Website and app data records
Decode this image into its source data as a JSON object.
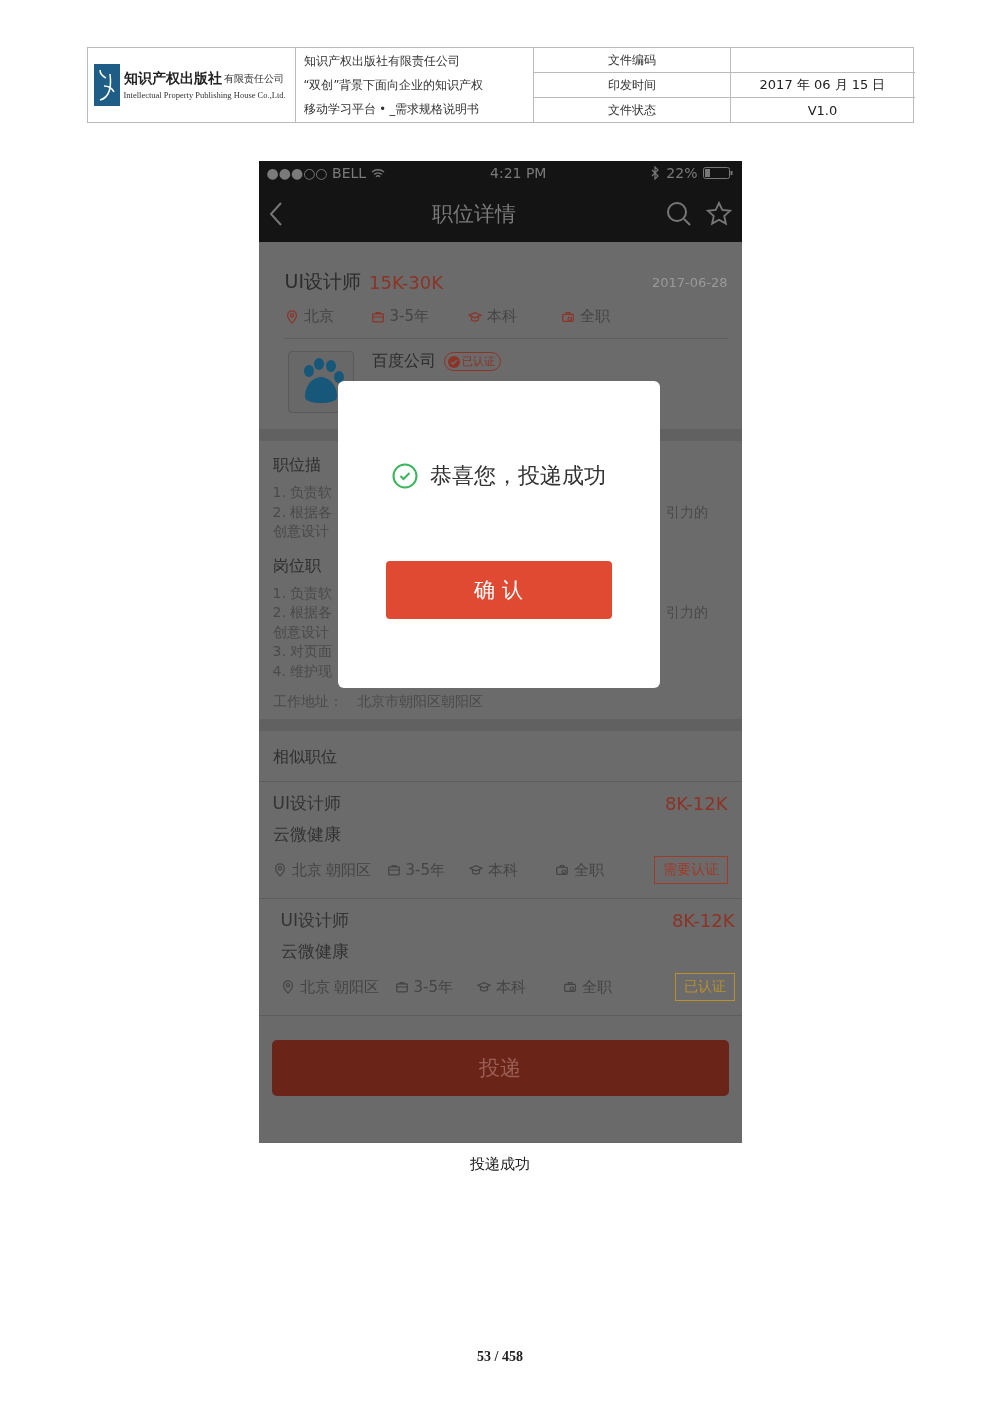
{
  "doc_header": {
    "company_cn": "知识产权出版社",
    "company_suffix": "有限责任公司",
    "company_en": "Intellectual Property Publishing House Co.,Ltd.",
    "title_lines": [
      "知识产权出版社有限责任公司",
      "“双创”背景下面向企业的知识产权",
      "移动学习平台 • _需求规格说明书"
    ],
    "fields": [
      {
        "label": "文件编码"
      },
      {
        "label": "印发时间",
        "value": "2017 年 06 月 15 日"
      },
      {
        "label": "文件状态",
        "value": "V1.0"
      }
    ]
  },
  "phone": {
    "status_bar": {
      "carrier": "●●●○○ BELL",
      "time": "4:21 PM",
      "battery": "22%"
    },
    "nav": {
      "title": "职位详情"
    },
    "job": {
      "title": "UI设计师",
      "salary": "15K-30K",
      "date": "2017-06-28",
      "tags": [
        {
          "kind": "location",
          "text": "北京"
        },
        {
          "kind": "experience",
          "text": "3-5年"
        },
        {
          "kind": "education",
          "text": "本科"
        },
        {
          "kind": "type",
          "text": "全职"
        }
      ]
    },
    "company": {
      "name": "百度公司",
      "badge": "已认证"
    },
    "sections": [
      {
        "title": "职位描",
        "lines": [
          {
            "left": "1. 负责软"
          },
          {
            "left": "2. 根据各",
            "right": "引力的"
          },
          {
            "left": "创意设计"
          }
        ]
      },
      {
        "title": "岗位职",
        "lines": [
          {
            "left": "1. 负责软"
          },
          {
            "left": "2. 根据各",
            "right": "引力的"
          },
          {
            "left": "创意设计"
          },
          {
            "left": "3. 对页面"
          },
          {
            "left": "4. 维护现"
          }
        ]
      }
    ],
    "address": {
      "label": "工作地址：",
      "value": "北京市朝阳区朝阳区"
    },
    "similar": {
      "title": "相似职位",
      "items": [
        {
          "title": "UI设计师",
          "salary": "8K-12K",
          "company": "云微健康",
          "tags": [
            {
              "kind": "location",
              "text": "北京 朝阳区"
            },
            {
              "kind": "experience",
              "text": "3-5年"
            },
            {
              "kind": "education",
              "text": "本科"
            },
            {
              "kind": "type",
              "text": "全职"
            }
          ],
          "badge": {
            "kind": "pending",
            "text": "需要认证"
          }
        },
        {
          "title": "UI设计师",
          "salary": "8K-12K",
          "company": "云微健康",
          "tags": [
            {
              "kind": "location",
              "text": "北京 朝阳区"
            },
            {
              "kind": "experience",
              "text": "3-5年"
            },
            {
              "kind": "education",
              "text": "本科"
            },
            {
              "kind": "type",
              "text": "全职"
            }
          ],
          "badge": {
            "kind": "verified",
            "text": "已认证"
          }
        }
      ]
    },
    "apply_button": "投递",
    "dialog": {
      "message": "恭喜您，投递成功",
      "confirm": "确 认"
    }
  },
  "caption": "投递成功",
  "page_number": "53 / 458"
}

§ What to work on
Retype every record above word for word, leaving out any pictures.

§ Response below
Decode this image into its source data as a JSON object.
{
  "doc_header": {
    "company_cn": "知识产权出版社",
    "company_suffix": "有限责任公司",
    "company_en": "Intellectual Property Publishing House Co.,Ltd.",
    "title_lines": [
      "知识产权出版社有限责任公司",
      "“双创”背景下面向企业的知识产权",
      "移动学习平台 • _需求规格说明书"
    ],
    "fields": [
      {
        "label": "文件编码"
      },
      {
        "label": "印发时间",
        "value": "2017 年 06 月 15 日"
      },
      {
        "label": "文件状态",
        "value": "V1.0"
      }
    ]
  },
  "phone": {
    "status_bar": {
      "carrier": "●●●○○ BELL",
      "time": "4:21 PM",
      "battery": "22%"
    },
    "nav": {
      "title": "职位详情"
    },
    "job": {
      "title": "UI设计师",
      "salary": "15K-30K",
      "date": "2017-06-28",
      "tags": [
        {
          "kind": "location",
          "text": "北京"
        },
        {
          "kind": "experience",
          "text": "3-5年"
        },
        {
          "kind": "education",
          "text": "本科"
        },
        {
          "kind": "type",
          "text": "全职"
        }
      ]
    },
    "company": {
      "name": "百度公司",
      "badge": "已认证"
    },
    "sections": [
      {
        "title": "职位描",
        "lines": [
          {
            "left": "1. 负责软"
          },
          {
            "left": "2. 根据各",
            "right": "引力的"
          },
          {
            "left": "创意设计"
          }
        ]
      },
      {
        "title": "岗位职",
        "lines": [
          {
            "left": "1. 负责软"
          },
          {
            "left": "2. 根据各",
            "right": "引力的"
          },
          {
            "left": "创意设计"
          },
          {
            "left": "3. 对页面"
          },
          {
            "left": "4. 维护现"
          }
        ]
      }
    ],
    "address": {
      "label": "工作地址：",
      "value": "北京市朝阳区朝阳区"
    },
    "similar": {
      "title": "相似职位",
      "items": [
        {
          "title": "UI设计师",
          "salary": "8K-12K",
          "company": "云微健康",
          "tags": [
            {
              "kind": "location",
              "text": "北京 朝阳区"
            },
            {
              "kind": "experience",
              "text": "3-5年"
            },
            {
              "kind": "education",
              "text": "本科"
            },
            {
              "kind": "type",
              "text": "全职"
            }
          ],
          "badge": {
            "kind": "pending",
            "text": "需要认证"
          }
        },
        {
          "title": "UI设计师",
          "salary": "8K-12K",
          "company": "云微健康",
          "tags": [
            {
              "kind": "location",
              "text": "北京 朝阳区"
            },
            {
              "kind": "experience",
              "text": "3-5年"
            },
            {
              "kind": "education",
              "text": "本科"
            },
            {
              "kind": "type",
              "text": "全职"
            }
          ],
          "badge": {
            "kind": "verified",
            "text": "已认证"
          }
        }
      ]
    },
    "apply_button": "投递",
    "dialog": {
      "message": "恭喜您，投递成功",
      "confirm": "确 认"
    }
  },
  "caption": "投递成功",
  "page_number": "53 / 458"
}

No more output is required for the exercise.